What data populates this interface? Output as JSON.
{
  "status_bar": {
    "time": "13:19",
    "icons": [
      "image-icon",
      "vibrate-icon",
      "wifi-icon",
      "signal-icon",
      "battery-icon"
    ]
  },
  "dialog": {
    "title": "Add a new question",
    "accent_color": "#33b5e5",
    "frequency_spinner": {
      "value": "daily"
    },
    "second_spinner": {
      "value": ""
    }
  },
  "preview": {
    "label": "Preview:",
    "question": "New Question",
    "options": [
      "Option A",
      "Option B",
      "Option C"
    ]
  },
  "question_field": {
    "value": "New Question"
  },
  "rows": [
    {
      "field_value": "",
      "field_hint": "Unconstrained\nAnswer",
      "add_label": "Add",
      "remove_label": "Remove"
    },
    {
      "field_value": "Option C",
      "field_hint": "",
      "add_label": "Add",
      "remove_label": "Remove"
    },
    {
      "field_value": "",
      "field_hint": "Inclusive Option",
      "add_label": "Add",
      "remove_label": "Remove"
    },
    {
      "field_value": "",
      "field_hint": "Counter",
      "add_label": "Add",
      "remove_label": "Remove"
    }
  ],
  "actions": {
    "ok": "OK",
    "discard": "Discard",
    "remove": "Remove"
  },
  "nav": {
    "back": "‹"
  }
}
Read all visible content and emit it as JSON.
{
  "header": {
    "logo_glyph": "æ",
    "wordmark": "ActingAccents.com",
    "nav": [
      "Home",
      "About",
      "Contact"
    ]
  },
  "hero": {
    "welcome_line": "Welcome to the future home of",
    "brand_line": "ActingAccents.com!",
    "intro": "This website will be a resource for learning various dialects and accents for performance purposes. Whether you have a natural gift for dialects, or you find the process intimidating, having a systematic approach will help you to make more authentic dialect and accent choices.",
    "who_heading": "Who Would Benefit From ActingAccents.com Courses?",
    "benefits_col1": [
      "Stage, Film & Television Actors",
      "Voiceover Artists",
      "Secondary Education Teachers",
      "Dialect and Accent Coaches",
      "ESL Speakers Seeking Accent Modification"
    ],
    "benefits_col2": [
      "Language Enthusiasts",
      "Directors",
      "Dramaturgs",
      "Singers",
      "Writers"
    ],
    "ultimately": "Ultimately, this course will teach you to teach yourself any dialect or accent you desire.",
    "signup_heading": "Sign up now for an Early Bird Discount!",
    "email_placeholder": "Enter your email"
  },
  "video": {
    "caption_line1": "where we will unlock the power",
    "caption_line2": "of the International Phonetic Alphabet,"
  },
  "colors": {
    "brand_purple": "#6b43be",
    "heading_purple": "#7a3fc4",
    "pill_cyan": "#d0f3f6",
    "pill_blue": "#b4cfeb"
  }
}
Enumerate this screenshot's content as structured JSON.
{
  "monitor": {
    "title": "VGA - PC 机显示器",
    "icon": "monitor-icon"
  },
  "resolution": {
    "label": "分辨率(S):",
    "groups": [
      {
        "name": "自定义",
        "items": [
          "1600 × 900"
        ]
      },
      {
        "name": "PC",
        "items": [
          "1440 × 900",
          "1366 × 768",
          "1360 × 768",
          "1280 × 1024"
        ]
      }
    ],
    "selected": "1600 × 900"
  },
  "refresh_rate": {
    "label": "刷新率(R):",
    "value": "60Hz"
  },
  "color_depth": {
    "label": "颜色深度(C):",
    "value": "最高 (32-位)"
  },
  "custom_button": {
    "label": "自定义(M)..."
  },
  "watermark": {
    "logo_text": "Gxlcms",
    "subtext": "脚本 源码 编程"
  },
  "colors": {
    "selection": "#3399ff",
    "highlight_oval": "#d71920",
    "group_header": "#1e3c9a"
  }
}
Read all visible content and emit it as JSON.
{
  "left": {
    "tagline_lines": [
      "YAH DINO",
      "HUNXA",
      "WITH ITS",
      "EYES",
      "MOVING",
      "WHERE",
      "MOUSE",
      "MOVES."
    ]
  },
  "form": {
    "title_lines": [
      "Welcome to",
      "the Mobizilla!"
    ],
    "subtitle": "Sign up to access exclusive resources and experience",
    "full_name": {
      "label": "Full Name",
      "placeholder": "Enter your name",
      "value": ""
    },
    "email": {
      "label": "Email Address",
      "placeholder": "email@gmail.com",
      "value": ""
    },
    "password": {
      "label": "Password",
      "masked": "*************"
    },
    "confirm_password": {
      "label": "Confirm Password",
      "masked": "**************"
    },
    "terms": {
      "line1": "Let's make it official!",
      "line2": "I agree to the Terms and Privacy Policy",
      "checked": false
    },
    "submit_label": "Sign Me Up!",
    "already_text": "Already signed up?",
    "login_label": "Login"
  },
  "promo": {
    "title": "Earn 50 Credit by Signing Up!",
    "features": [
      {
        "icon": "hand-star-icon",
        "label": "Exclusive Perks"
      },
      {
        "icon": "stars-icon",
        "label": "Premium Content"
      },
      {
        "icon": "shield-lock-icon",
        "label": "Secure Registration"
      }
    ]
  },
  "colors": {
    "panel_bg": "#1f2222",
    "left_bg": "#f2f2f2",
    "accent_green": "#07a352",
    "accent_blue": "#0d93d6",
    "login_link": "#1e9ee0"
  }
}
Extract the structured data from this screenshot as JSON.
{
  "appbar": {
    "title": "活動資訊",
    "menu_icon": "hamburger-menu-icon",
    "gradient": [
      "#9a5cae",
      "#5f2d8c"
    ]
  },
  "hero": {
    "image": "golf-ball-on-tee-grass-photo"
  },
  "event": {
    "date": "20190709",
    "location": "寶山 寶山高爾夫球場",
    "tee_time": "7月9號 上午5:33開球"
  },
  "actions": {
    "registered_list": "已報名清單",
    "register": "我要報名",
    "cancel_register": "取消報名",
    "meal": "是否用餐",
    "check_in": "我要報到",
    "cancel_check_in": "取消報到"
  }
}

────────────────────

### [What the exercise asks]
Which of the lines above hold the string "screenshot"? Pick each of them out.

### [Task response]
Enumerate this screenshot's content as structured JSON.
Extract the structured data from this screenshot as JSON.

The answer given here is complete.